First, why isn’t anyone talking about the name? TSPLOST. It sounds like one of those nonsense words my two-year-old son says after he licks the icing off a cupcake. Don’t you wonder about the bureaucrats who dream up these acronyms? Seriously, where do they come up with this? It stands, by the way, for Special Purpose Local Option Sales Tax, which is an inexcusable euphemism for "You’ll be paying more." Supporters of the July 31 vote—which will determine whether we add another 1 percent to our sales tax to fund $6 billion worth of transportation projects—are worried about turnout, since there’s nothing else on the ballot, it’s the middle of summer, and really, wouldn’t we rather be watching the Olympics? I think there should be a second question on the ballot: "Should Georgia lawmakers henceforth be forever banned from using the word SPLOST, on pain of death?" Voters would queue for hours.
Do you take your coffee with a dash of Mashburn? This week, Atlanta’s famed designer-retailers Sid and Ann Mashburn opened the doors to their latest concept at Westside Provisions District: an expansion that includes a coffee bar, their new kids line, and a smattering of books, home decor, music, and more.
WSB-AM began its noon newscast Saturday with a story that hit the news gathering organization right at home. Assistant program director Condace Pressley announced that WSB-AM producer Raymond Royal Marshall had collapsed at home and died early Saturday morning at age 43. Marshall produced The Neal Boortz Radio Show since 1996. No immediate cause of death was known. He is survived by his wife Annette and two daughters Amira,
It was a Friday evening commute spent in classic, nerve-jangling Atlanta traffic. The speed-stop-speed-stop flux of cars extended straight from Downtown into the parking lot of Canoe in Vinings, where valet attendants conducted drivers with Wagnerian fervor. My dining comrades were still stuck on the highway; the woman at the hostess station suggested I wait for them at the new outdoor bar.
Atlanta is a city that looks outward far more than inward, or even nearby. Outward, say, to the Lower East Side (the General Muir’s pastrami), or to China (Gu’s Dumplings), or to France (Bread & Butterfly’s tender, airy omelets). With the glorious exception of Ryan Smith at Staplehouse, I didn’t find a posse of young, or youngish, chefs all cooking as much for each other as for the public. The priority in Atlanta is less innovation based on local ingredients, as at Staplehouse, than finding a formula that works and then pumping out food to fit it. This makes for generous, untweezed food. But it also means food that, once successful, can become rote.
This isn't your grandmother's Matthews. Although the 35-year-old, family-owned Buckhead business still carries traditional reproductions (yes, even Stickley's Mission furniture), its current mix of classic and contemporary styles would impress any millennial.
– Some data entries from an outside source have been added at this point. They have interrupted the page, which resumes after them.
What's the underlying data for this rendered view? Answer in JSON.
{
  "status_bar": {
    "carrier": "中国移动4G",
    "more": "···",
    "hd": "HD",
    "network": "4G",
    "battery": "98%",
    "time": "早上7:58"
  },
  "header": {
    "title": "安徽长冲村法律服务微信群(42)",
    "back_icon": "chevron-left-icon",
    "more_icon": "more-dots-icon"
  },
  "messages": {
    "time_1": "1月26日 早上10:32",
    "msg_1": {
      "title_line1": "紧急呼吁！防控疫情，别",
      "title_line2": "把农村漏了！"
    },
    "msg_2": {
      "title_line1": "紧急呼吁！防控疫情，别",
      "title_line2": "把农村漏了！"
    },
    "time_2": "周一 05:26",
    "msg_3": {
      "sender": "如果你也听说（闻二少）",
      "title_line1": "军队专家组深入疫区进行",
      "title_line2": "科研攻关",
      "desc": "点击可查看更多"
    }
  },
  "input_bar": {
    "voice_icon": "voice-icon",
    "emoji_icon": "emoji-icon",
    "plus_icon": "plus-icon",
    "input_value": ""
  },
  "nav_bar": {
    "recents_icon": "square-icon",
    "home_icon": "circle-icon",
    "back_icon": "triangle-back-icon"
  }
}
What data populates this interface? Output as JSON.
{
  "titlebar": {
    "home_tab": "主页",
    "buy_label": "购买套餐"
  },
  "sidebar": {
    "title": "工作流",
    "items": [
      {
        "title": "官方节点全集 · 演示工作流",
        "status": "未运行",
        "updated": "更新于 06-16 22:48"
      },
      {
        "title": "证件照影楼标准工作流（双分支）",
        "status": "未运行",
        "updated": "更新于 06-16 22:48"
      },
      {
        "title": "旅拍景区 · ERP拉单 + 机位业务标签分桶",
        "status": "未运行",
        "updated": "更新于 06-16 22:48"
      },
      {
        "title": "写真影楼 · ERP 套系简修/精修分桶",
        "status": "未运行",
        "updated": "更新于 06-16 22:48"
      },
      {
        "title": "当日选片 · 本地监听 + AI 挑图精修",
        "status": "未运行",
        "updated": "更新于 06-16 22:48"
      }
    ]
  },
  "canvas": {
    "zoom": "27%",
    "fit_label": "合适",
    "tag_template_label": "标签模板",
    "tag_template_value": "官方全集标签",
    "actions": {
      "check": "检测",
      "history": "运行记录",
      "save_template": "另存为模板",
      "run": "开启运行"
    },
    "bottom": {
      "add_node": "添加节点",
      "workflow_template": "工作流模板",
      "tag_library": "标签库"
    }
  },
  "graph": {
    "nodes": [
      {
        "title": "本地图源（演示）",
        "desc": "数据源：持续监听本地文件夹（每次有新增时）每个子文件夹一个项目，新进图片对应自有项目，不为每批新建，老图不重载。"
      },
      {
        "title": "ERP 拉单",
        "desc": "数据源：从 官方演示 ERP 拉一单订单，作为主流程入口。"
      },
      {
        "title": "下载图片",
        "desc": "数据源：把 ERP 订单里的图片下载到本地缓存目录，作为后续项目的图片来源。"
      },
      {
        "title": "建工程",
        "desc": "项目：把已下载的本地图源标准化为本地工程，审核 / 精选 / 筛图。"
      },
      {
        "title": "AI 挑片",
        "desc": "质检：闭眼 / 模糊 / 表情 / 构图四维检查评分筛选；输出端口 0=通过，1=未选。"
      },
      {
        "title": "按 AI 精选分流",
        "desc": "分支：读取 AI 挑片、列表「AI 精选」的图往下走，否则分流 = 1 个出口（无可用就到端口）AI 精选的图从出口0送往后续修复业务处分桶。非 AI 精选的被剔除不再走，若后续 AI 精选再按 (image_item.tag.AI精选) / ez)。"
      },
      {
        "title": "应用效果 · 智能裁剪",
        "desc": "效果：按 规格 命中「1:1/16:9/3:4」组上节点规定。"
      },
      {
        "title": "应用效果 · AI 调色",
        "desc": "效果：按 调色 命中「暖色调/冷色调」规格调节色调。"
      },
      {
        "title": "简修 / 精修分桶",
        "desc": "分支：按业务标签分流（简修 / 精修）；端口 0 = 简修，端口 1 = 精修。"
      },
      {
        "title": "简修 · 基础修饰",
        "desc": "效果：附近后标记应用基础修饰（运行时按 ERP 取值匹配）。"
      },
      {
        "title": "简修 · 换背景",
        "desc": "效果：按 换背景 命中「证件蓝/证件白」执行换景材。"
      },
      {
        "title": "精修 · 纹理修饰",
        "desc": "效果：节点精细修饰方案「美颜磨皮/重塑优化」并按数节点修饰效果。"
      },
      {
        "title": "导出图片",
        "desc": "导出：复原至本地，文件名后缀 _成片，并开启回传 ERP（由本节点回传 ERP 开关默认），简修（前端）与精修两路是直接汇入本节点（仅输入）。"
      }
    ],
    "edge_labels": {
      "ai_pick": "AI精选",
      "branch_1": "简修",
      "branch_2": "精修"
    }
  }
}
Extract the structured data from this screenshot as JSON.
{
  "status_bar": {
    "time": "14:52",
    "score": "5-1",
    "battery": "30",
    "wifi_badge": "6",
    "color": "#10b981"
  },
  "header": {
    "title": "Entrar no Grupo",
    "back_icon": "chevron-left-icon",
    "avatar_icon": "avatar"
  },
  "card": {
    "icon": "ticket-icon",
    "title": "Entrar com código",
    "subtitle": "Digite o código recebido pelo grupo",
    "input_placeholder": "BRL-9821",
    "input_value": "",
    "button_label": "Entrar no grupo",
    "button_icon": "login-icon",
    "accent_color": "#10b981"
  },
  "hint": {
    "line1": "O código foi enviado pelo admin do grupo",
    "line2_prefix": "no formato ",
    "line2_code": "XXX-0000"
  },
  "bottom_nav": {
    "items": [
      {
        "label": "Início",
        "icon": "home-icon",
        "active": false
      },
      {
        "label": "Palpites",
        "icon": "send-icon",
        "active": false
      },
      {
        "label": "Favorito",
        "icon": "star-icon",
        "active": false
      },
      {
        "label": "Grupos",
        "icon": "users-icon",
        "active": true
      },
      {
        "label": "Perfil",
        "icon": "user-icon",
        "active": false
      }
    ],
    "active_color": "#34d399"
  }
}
When Clare Schexnyder was expecting her first child in 2005, it was hard to find exercise classes aimed at mothers-to-be. So she came up with Oh Baby! Fitness.